**EXERCISE INSTRUCTIONS**
What is the number of lines below that contain the string "JSON"? Give it and nothing else.

**INFORMATION**
• • • • • • •
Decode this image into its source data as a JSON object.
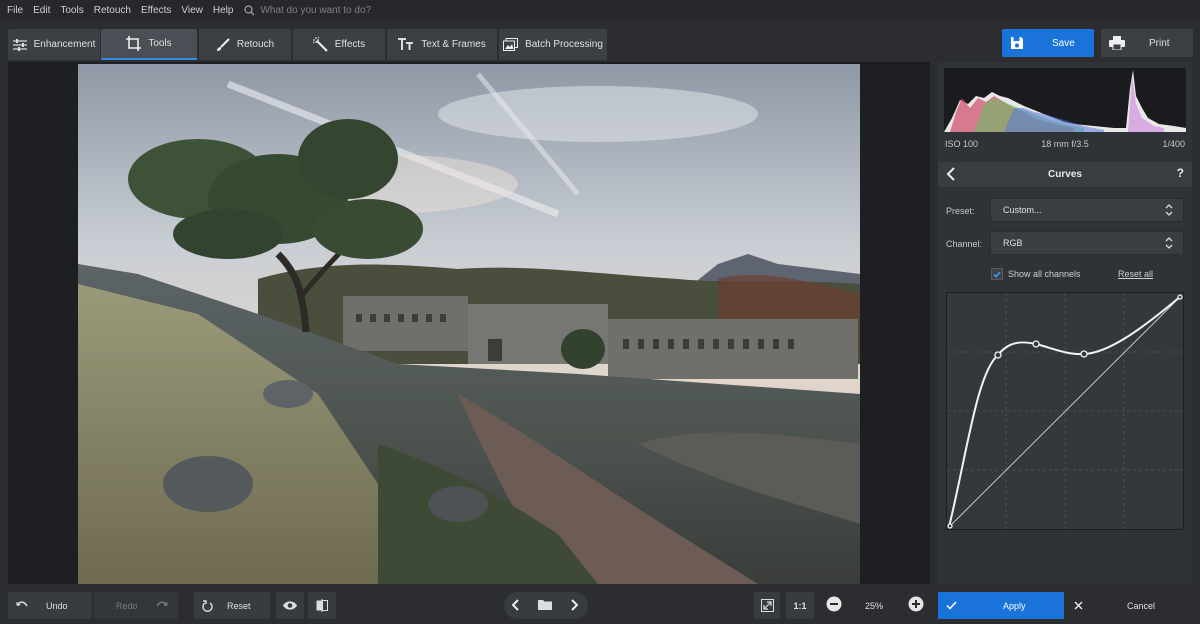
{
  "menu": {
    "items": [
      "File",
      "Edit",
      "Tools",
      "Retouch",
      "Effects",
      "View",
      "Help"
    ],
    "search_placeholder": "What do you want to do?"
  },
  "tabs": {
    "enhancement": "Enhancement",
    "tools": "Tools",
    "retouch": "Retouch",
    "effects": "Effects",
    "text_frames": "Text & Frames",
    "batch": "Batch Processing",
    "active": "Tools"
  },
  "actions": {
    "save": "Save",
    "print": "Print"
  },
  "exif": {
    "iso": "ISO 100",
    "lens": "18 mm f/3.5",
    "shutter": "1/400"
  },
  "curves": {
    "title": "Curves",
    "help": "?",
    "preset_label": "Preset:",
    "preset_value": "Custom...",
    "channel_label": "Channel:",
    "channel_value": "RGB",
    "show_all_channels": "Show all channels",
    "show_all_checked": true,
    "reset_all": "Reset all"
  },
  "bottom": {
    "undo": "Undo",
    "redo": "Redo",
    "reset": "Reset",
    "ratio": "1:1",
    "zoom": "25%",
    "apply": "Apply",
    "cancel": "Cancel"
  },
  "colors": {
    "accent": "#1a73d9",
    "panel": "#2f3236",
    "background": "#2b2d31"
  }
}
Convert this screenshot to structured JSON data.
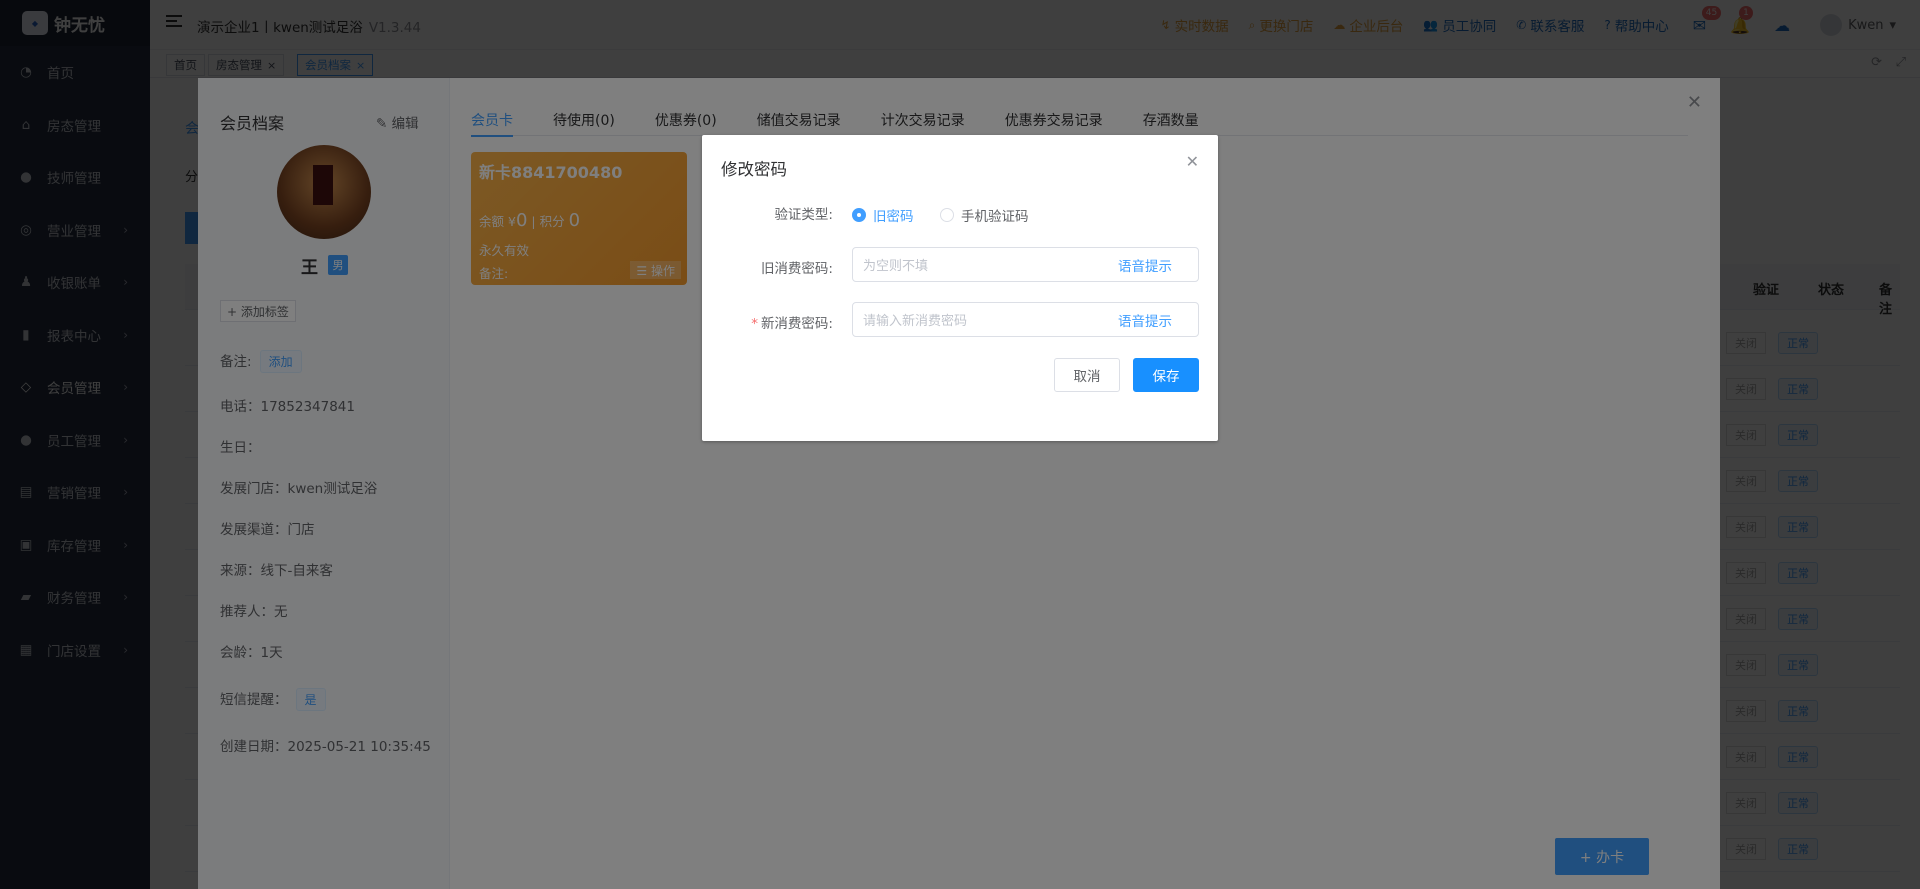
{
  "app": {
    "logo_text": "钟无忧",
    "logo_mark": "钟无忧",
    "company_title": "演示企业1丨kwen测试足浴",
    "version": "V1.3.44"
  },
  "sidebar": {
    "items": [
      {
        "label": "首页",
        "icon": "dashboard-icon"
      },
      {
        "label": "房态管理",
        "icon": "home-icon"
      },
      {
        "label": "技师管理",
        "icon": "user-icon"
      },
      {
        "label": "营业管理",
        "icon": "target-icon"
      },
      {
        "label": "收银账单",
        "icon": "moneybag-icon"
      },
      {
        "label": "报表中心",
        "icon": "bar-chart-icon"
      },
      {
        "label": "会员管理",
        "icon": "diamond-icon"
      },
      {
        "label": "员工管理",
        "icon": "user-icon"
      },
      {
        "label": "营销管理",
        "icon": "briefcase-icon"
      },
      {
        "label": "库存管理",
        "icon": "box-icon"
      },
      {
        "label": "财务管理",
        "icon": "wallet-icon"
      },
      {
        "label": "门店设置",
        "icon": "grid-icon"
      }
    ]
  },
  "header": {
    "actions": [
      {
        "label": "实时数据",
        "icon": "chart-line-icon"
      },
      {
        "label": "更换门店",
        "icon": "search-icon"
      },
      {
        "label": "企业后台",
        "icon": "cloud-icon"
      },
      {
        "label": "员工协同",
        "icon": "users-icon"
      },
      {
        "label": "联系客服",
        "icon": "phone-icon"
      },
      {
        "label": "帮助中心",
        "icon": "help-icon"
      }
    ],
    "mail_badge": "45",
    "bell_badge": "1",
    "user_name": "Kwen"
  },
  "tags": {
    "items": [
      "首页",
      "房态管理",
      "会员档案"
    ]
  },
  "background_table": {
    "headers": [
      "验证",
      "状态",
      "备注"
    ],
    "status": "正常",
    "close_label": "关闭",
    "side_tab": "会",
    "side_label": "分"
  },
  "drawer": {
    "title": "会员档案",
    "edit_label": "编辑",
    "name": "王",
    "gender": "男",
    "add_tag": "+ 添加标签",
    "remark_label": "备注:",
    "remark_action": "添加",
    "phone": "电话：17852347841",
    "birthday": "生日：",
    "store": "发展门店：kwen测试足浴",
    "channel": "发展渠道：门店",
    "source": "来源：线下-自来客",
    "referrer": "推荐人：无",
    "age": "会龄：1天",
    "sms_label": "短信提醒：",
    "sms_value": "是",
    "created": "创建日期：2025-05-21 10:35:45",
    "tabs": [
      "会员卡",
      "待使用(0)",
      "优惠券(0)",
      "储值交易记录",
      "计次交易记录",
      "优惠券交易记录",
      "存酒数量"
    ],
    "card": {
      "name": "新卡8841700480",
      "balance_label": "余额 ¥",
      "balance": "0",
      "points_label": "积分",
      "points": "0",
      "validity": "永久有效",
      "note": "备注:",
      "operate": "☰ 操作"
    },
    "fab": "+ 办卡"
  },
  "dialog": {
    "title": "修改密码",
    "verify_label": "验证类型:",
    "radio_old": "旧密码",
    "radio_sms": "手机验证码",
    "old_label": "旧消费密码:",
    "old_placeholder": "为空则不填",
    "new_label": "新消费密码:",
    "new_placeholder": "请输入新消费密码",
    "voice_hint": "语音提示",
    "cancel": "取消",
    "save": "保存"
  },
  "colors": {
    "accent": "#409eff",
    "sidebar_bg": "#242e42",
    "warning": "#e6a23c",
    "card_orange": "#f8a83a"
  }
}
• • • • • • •
**SOLVED EXERCISE**
2